The first thing that comes to mind when you hear the term Brazilian Music is Samba. And I don’t blame you for it! With tantalizing rhythms and gorgeous dancers, the sounds and images of Samba are burnt into our psyche.
But hang on a moment, what if I told you there is an even more alluring form? And that is the genre, Choro. It probably is not as well-known or popular as the Samba, but it has more of an alluring factor. Subjective? Maybe, but if I had to get into the heads of everyone reading this blog, this piece would have never been written. I don’t mean to be disrespectful to my readers, but I am sure all of you get my drift.
Brazilian music, synonymous with the vibrant beats of Samba and the melancholy strains of Bossa Nova, also finds resonance in a lesser-known but deeply rooted genre: Choro. An intriguing blend of African rhythms, European harmonies, and indigenous forms, Choro is a musical tradition enriching Brazil’s soundscape for over a century.
Originating in the mid-19th century in Rio de Janeiro, Choro emerged from the cultural melting pot that was Brazil post-abolition. European immigrants brought classical forms and instruments – primarily flutes, guitars, and the Portuguese cavaquinho, a small stringed instrument similar to a ukulele. The rich rhythmic legacy of Africa passed down through the freed slaves was incorporated into this instrumental blend, giving birth to a uniquely Brazilian sound.
Choro, literally translating to ‘cry’ or ‘lament’ in Portuguese, may seem a misnomer for this lively music. But it reflects the genre’s emotional depth, which conveys melancholy, joy, nostalgia, and jubilation. It embodies “Saudade,” a Portuguese term capturing the complex feelings of longing, loss, and love.
Traditional Choro is characterized by its complex structure, intricate melodies, and improvisation, making it the ‘jazz of Brazil.’ It’s typically performed by a ‘roda de choro’ (choro circle) featuring soloists who play the melody and improvise on small stringed instruments. At the same time, the rhythm is maintained by a seven-string guitar and light percussion, such as the pandeiro (Brazilian tambourine).
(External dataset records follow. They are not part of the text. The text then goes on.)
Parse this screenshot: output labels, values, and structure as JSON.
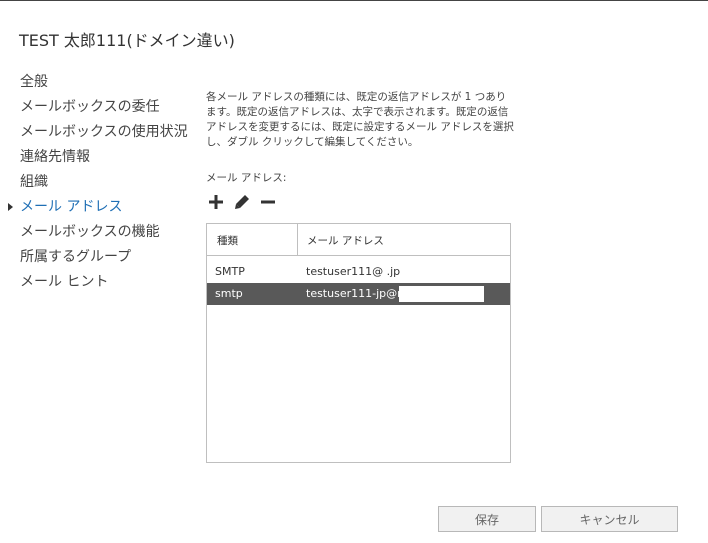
{
  "dialog": {
    "title": "TEST 太郎111(ドメイン違い)"
  },
  "nav": {
    "items": [
      {
        "label": "全般"
      },
      {
        "label": "メールボックスの委任"
      },
      {
        "label": "メールボックスの使用状況"
      },
      {
        "label": "連絡先情報"
      },
      {
        "label": "組織"
      },
      {
        "label": "メール アドレス",
        "active": true
      },
      {
        "label": "メールボックスの機能"
      },
      {
        "label": "所属するグループ"
      },
      {
        "label": "メール ヒント"
      }
    ]
  },
  "content": {
    "description": "各メール アドレスの種類には、既定の返信アドレスが 1 つあります。既定の返信アドレスは、太字で表示されます。既定の返信アドレスを変更するには、既定に設定するメール アドレスを選択し、ダブル クリックして編集してください。",
    "address_label": "メール アドレス:",
    "toolbar": {
      "add_icon": "plus-icon",
      "edit_icon": "pencil-icon",
      "remove_icon": "minus-icon"
    },
    "grid": {
      "columns": [
        "種類",
        "メール アドレス"
      ],
      "rows": [
        {
          "type": "SMTP",
          "address": "testuser111@               .jp",
          "selected": false
        },
        {
          "type": "smtp",
          "address": "testuser111-jp@r                        .o...",
          "selected": true
        }
      ]
    }
  },
  "buttons": {
    "save": "保存",
    "cancel": "キャンセル"
  },
  "colors": {
    "active_nav": "#1f6fb5",
    "selected_row": "#595959"
  }
}
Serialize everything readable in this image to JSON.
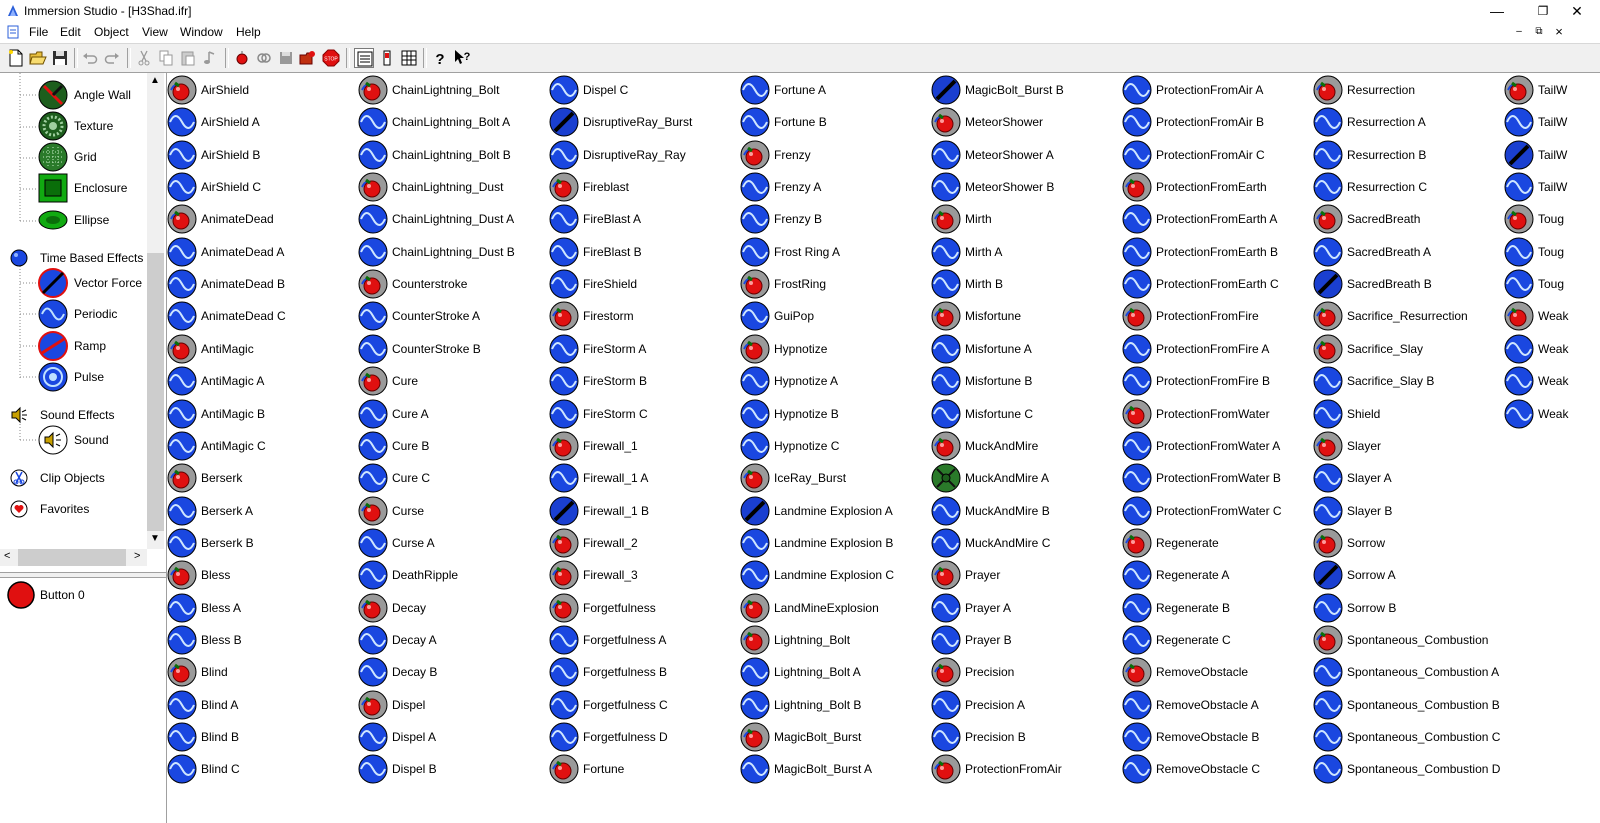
{
  "window": {
    "title": "Immersion Studio - [H3Shad.ifr]",
    "controls": {
      "minimize": "—",
      "restore": "❐",
      "close": "✕"
    }
  },
  "menu": [
    "File",
    "Edit",
    "Object",
    "View",
    "Window",
    "Help"
  ],
  "mdi_controls": {
    "minimize": "–",
    "restore": "⧉",
    "close": "×"
  },
  "toolbar": {
    "buttons": [
      "new",
      "open",
      "save",
      "undo",
      "redo",
      "cut",
      "copy",
      "paste",
      "play-sound",
      "record",
      "link",
      "disk",
      "open-folder",
      "stop",
      "view-list",
      "view-details",
      "view-icons",
      "help",
      "context-help"
    ]
  },
  "tree": {
    "items": [
      {
        "label": "Angle Wall",
        "icon": "angle-wall-icon",
        "indent": true
      },
      {
        "label": "Texture",
        "icon": "texture-icon",
        "indent": true
      },
      {
        "label": "Grid",
        "icon": "grid-icon",
        "indent": true
      },
      {
        "label": "Enclosure",
        "icon": "enclosure-icon",
        "indent": true
      },
      {
        "label": "Ellipse",
        "icon": "ellipse-icon",
        "indent": true
      },
      {
        "label": "Time Based Effects",
        "icon": "blue-ball-icon",
        "indent": false
      },
      {
        "label": "Vector Force",
        "icon": "vector-force-icon",
        "indent": true
      },
      {
        "label": "Periodic",
        "icon": "periodic-icon",
        "indent": true
      },
      {
        "label": "Ramp",
        "icon": "ramp-icon",
        "indent": true
      },
      {
        "label": "Pulse",
        "icon": "pulse-icon",
        "indent": true
      },
      {
        "label": "Sound Effects",
        "icon": "speaker-icon",
        "indent": false
      },
      {
        "label": "Sound",
        "icon": "sound-icon",
        "indent": true
      },
      {
        "label": "Clip Objects",
        "icon": "clip-icon",
        "indent": false
      },
      {
        "label": "Favorites",
        "icon": "heart-icon",
        "indent": false
      }
    ]
  },
  "button_panel": {
    "label": "Button 0"
  },
  "effects": [
    [
      {
        "n": "AirShield",
        "t": "c"
      },
      {
        "n": "AirShield A",
        "t": "p"
      },
      {
        "n": "AirShield B",
        "t": "p"
      },
      {
        "n": "AirShield C",
        "t": "p"
      },
      {
        "n": "AnimateDead",
        "t": "c"
      },
      {
        "n": "AnimateDead A",
        "t": "p"
      },
      {
        "n": "AnimateDead B",
        "t": "p"
      },
      {
        "n": "AnimateDead C",
        "t": "p"
      },
      {
        "n": "AntiMagic",
        "t": "c"
      },
      {
        "n": "AntiMagic A",
        "t": "p"
      },
      {
        "n": "AntiMagic B",
        "t": "p"
      },
      {
        "n": "AntiMagic C",
        "t": "p"
      },
      {
        "n": "Berserk",
        "t": "c"
      },
      {
        "n": "Berserk A",
        "t": "p"
      },
      {
        "n": "Berserk B",
        "t": "p"
      },
      {
        "n": "Bless",
        "t": "c"
      },
      {
        "n": "Bless A",
        "t": "p"
      },
      {
        "n": "Bless B",
        "t": "p"
      },
      {
        "n": "Blind",
        "t": "c"
      },
      {
        "n": "Blind A",
        "t": "p"
      },
      {
        "n": "Blind B",
        "t": "p"
      },
      {
        "n": "Blind C",
        "t": "p"
      }
    ],
    [
      {
        "n": "ChainLightning_Bolt",
        "t": "c"
      },
      {
        "n": "ChainLightning_Bolt A",
        "t": "p"
      },
      {
        "n": "ChainLightning_Bolt B",
        "t": "p"
      },
      {
        "n": "ChainLightning_Dust",
        "t": "c"
      },
      {
        "n": "ChainLightning_Dust A",
        "t": "p"
      },
      {
        "n": "ChainLightning_Dust B",
        "t": "p"
      },
      {
        "n": "Counterstroke",
        "t": "c"
      },
      {
        "n": "CounterStroke A",
        "t": "p"
      },
      {
        "n": "CounterStroke B",
        "t": "p"
      },
      {
        "n": "Cure",
        "t": "c"
      },
      {
        "n": "Cure A",
        "t": "p"
      },
      {
        "n": "Cure B",
        "t": "p"
      },
      {
        "n": "Cure C",
        "t": "p"
      },
      {
        "n": "Curse",
        "t": "c"
      },
      {
        "n": "Curse A",
        "t": "p"
      },
      {
        "n": "DeathRipple",
        "t": "p"
      },
      {
        "n": "Decay",
        "t": "c"
      },
      {
        "n": "Decay A",
        "t": "p"
      },
      {
        "n": "Decay B",
        "t": "p"
      },
      {
        "n": "Dispel",
        "t": "c"
      },
      {
        "n": "Dispel A",
        "t": "p"
      },
      {
        "n": "Dispel B",
        "t": "p"
      }
    ],
    [
      {
        "n": "Dispel C",
        "t": "p"
      },
      {
        "n": "DisruptiveRay_Burst",
        "t": "r"
      },
      {
        "n": "DisruptiveRay_Ray",
        "t": "p"
      },
      {
        "n": "Fireblast",
        "t": "c"
      },
      {
        "n": "FireBlast A",
        "t": "p"
      },
      {
        "n": "FireBlast B",
        "t": "p"
      },
      {
        "n": "FireShield",
        "t": "p"
      },
      {
        "n": "Firestorm",
        "t": "c"
      },
      {
        "n": "FireStorm A",
        "t": "p"
      },
      {
        "n": "FireStorm B",
        "t": "p"
      },
      {
        "n": "FireStorm C",
        "t": "p"
      },
      {
        "n": "Firewall_1",
        "t": "c"
      },
      {
        "n": "Firewall_1 A",
        "t": "p"
      },
      {
        "n": "Firewall_1 B",
        "t": "r"
      },
      {
        "n": "Firewall_2",
        "t": "c"
      },
      {
        "n": "Firewall_3",
        "t": "c"
      },
      {
        "n": "Forgetfulness",
        "t": "c"
      },
      {
        "n": "Forgetfulness A",
        "t": "p"
      },
      {
        "n": "Forgetfulness B",
        "t": "p"
      },
      {
        "n": "Forgetfulness C",
        "t": "p"
      },
      {
        "n": "Forgetfulness D",
        "t": "p"
      },
      {
        "n": "Fortune",
        "t": "c"
      }
    ],
    [
      {
        "n": "Fortune A",
        "t": "p"
      },
      {
        "n": "Fortune B",
        "t": "p"
      },
      {
        "n": "Frenzy",
        "t": "c"
      },
      {
        "n": "Frenzy A",
        "t": "p"
      },
      {
        "n": "Frenzy B",
        "t": "p"
      },
      {
        "n": "Frost Ring A",
        "t": "p"
      },
      {
        "n": "FrostRing",
        "t": "c"
      },
      {
        "n": "GuiPop",
        "t": "p"
      },
      {
        "n": "Hypnotize",
        "t": "c"
      },
      {
        "n": "Hypnotize A",
        "t": "p"
      },
      {
        "n": "Hypnotize B",
        "t": "p"
      },
      {
        "n": "Hypnotize C",
        "t": "p"
      },
      {
        "n": "IceRay_Burst",
        "t": "c"
      },
      {
        "n": "Landmine Explosion A",
        "t": "r"
      },
      {
        "n": "Landmine Explosion B",
        "t": "p"
      },
      {
        "n": "Landmine Explosion C",
        "t": "p"
      },
      {
        "n": "LandMineExplosion",
        "t": "c"
      },
      {
        "n": "Lightning_Bolt",
        "t": "c"
      },
      {
        "n": "Lightning_Bolt A",
        "t": "p"
      },
      {
        "n": "Lightning_Bolt B",
        "t": "p"
      },
      {
        "n": "MagicBolt_Burst",
        "t": "c"
      },
      {
        "n": "MagicBolt_Burst A",
        "t": "p"
      }
    ],
    [
      {
        "n": "MagicBolt_Burst B",
        "t": "r"
      },
      {
        "n": "MeteorShower",
        "t": "c"
      },
      {
        "n": "MeteorShower A",
        "t": "p"
      },
      {
        "n": "MeteorShower B",
        "t": "p"
      },
      {
        "n": "Mirth",
        "t": "c"
      },
      {
        "n": "Mirth A",
        "t": "p"
      },
      {
        "n": "Mirth B",
        "t": "p"
      },
      {
        "n": "Misfortune",
        "t": "c"
      },
      {
        "n": "Misfortune A",
        "t": "p"
      },
      {
        "n": "Misfortune B",
        "t": "p"
      },
      {
        "n": "Misfortune C",
        "t": "p"
      },
      {
        "n": "MuckAndMire",
        "t": "c"
      },
      {
        "n": "MuckAndMire A",
        "t": "g"
      },
      {
        "n": "MuckAndMire B",
        "t": "p"
      },
      {
        "n": "MuckAndMire C",
        "t": "p"
      },
      {
        "n": "Prayer",
        "t": "c"
      },
      {
        "n": "Prayer A",
        "t": "p"
      },
      {
        "n": "Prayer B",
        "t": "p"
      },
      {
        "n": "Precision",
        "t": "c"
      },
      {
        "n": "Precision A",
        "t": "p"
      },
      {
        "n": "Precision B",
        "t": "p"
      },
      {
        "n": "ProtectionFromAir",
        "t": "c"
      }
    ],
    [
      {
        "n": "ProtectionFromAir A",
        "t": "p"
      },
      {
        "n": "ProtectionFromAir B",
        "t": "p"
      },
      {
        "n": "ProtectionFromAir C",
        "t": "p"
      },
      {
        "n": "ProtectionFromEarth",
        "t": "c"
      },
      {
        "n": "ProtectionFromEarth A",
        "t": "p"
      },
      {
        "n": "ProtectionFromEarth B",
        "t": "p"
      },
      {
        "n": "ProtectionFromEarth C",
        "t": "p"
      },
      {
        "n": "ProtectionFromFire",
        "t": "c"
      },
      {
        "n": "ProtectionFromFire A",
        "t": "p"
      },
      {
        "n": "ProtectionFromFire B",
        "t": "p"
      },
      {
        "n": "ProtectionFromWater",
        "t": "c"
      },
      {
        "n": "ProtectionFromWater A",
        "t": "p"
      },
      {
        "n": "ProtectionFromWater B",
        "t": "p"
      },
      {
        "n": "ProtectionFromWater C",
        "t": "p"
      },
      {
        "n": "Regenerate",
        "t": "c"
      },
      {
        "n": "Regenerate A",
        "t": "p"
      },
      {
        "n": "Regenerate B",
        "t": "p"
      },
      {
        "n": "Regenerate C",
        "t": "p"
      },
      {
        "n": "RemoveObstacle",
        "t": "c"
      },
      {
        "n": "RemoveObstacle A",
        "t": "p"
      },
      {
        "n": "RemoveObstacle B",
        "t": "p"
      },
      {
        "n": "RemoveObstacle C",
        "t": "p"
      }
    ],
    [
      {
        "n": "Resurrection",
        "t": "c"
      },
      {
        "n": "Resurrection A",
        "t": "p"
      },
      {
        "n": "Resurrection B",
        "t": "p"
      },
      {
        "n": "Resurrection C",
        "t": "p"
      },
      {
        "n": "SacredBreath",
        "t": "c"
      },
      {
        "n": "SacredBreath A",
        "t": "p"
      },
      {
        "n": "SacredBreath B",
        "t": "r"
      },
      {
        "n": "Sacrifice_Resurrection",
        "t": "c"
      },
      {
        "n": "Sacrifice_Slay",
        "t": "c"
      },
      {
        "n": "Sacrifice_Slay B",
        "t": "p"
      },
      {
        "n": "Shield",
        "t": "p"
      },
      {
        "n": "Slayer",
        "t": "c"
      },
      {
        "n": "Slayer A",
        "t": "p"
      },
      {
        "n": "Slayer B",
        "t": "p"
      },
      {
        "n": "Sorrow",
        "t": "c"
      },
      {
        "n": "Sorrow A",
        "t": "r"
      },
      {
        "n": "Sorrow B",
        "t": "p"
      },
      {
        "n": "Spontaneous_Combustion",
        "t": "c"
      },
      {
        "n": "Spontaneous_Combustion A",
        "t": "p"
      },
      {
        "n": "Spontaneous_Combustion B",
        "t": "p"
      },
      {
        "n": "Spontaneous_Combustion C",
        "t": "p"
      },
      {
        "n": "Spontaneous_Combustion D",
        "t": "p"
      }
    ],
    [
      {
        "n": "TailW",
        "t": "c"
      },
      {
        "n": "TailW",
        "t": "p"
      },
      {
        "n": "TailW",
        "t": "r"
      },
      {
        "n": "TailW",
        "t": "p"
      },
      {
        "n": "Toug",
        "t": "c"
      },
      {
        "n": "Toug",
        "t": "p"
      },
      {
        "n": "Toug",
        "t": "p"
      },
      {
        "n": "Weak",
        "t": "c"
      },
      {
        "n": "Weak",
        "t": "p"
      },
      {
        "n": "Weak",
        "t": "p"
      },
      {
        "n": "Weak",
        "t": "p"
      }
    ]
  ],
  "colors": {
    "periodic_blue": "#1a47e0",
    "compound_red": "#e01010",
    "ramp_blue": "#1a3fd0",
    "grid_green": "#2a7a2a"
  }
}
Instrumental prowess is an essential aspect of Choro. Musicians like Pixinguinha, Jacob do Bandolim, and Waldir Azevedo has been instrumental (pun intended) in elevating Choro to a revered art form. Pixinguinha, in particular, is celebrated as one of Brazil’s greatest composers, a virtuoso flutist and saxophonist who enriched Choro with Afro-Brazilian elements and jazz-like improvisations.
Over the decades, Choro has evolved while retaining its core elements. It has incorporated modern instruments, expanded its repertoire, and ventured beyond Brazil’s borders. Today, it’s common to hear Choro performing at music festivals worldwide, from Paris to Tokyo, resonating with audiences who may not understand Portuguese but connect deeply with the universal language of music.
In recent years, a new generation of musicians has taken up the mantle of Choro, infusing it with elements from other musical genres and ensuring its continuing relevance in a rapidly globalizing world. Artists like Yamandu Costa and Hamilton de Holanda are demonstrating the versatility and vibrancy of Choro to a new audience, blending tradition with innovation.
In conclusion, Choro is a testament to the power of cultural synthesis, a genre that celebrates diversity and unity in each rhythmic pulse. It’s a ‘cry’ that dances, a ‘lament’ that rejoices, embodying the paradoxes and profundities of the Brazilian spirit. Choro is not just a genre; it’s a dialogue between past, present, and future, a musical narrative of Brazil that continues to evolve and enchant.
From the lively Rodas de Choro on the streets of Rio to international concert halls, the pulsating rhythm of Choro invites us to partake in a journey of emotional and cultural exploration. The Choro plays on as the world tunes in, speaking in notes and rhythms, whispering tales of rich history, and promising a vibrant future.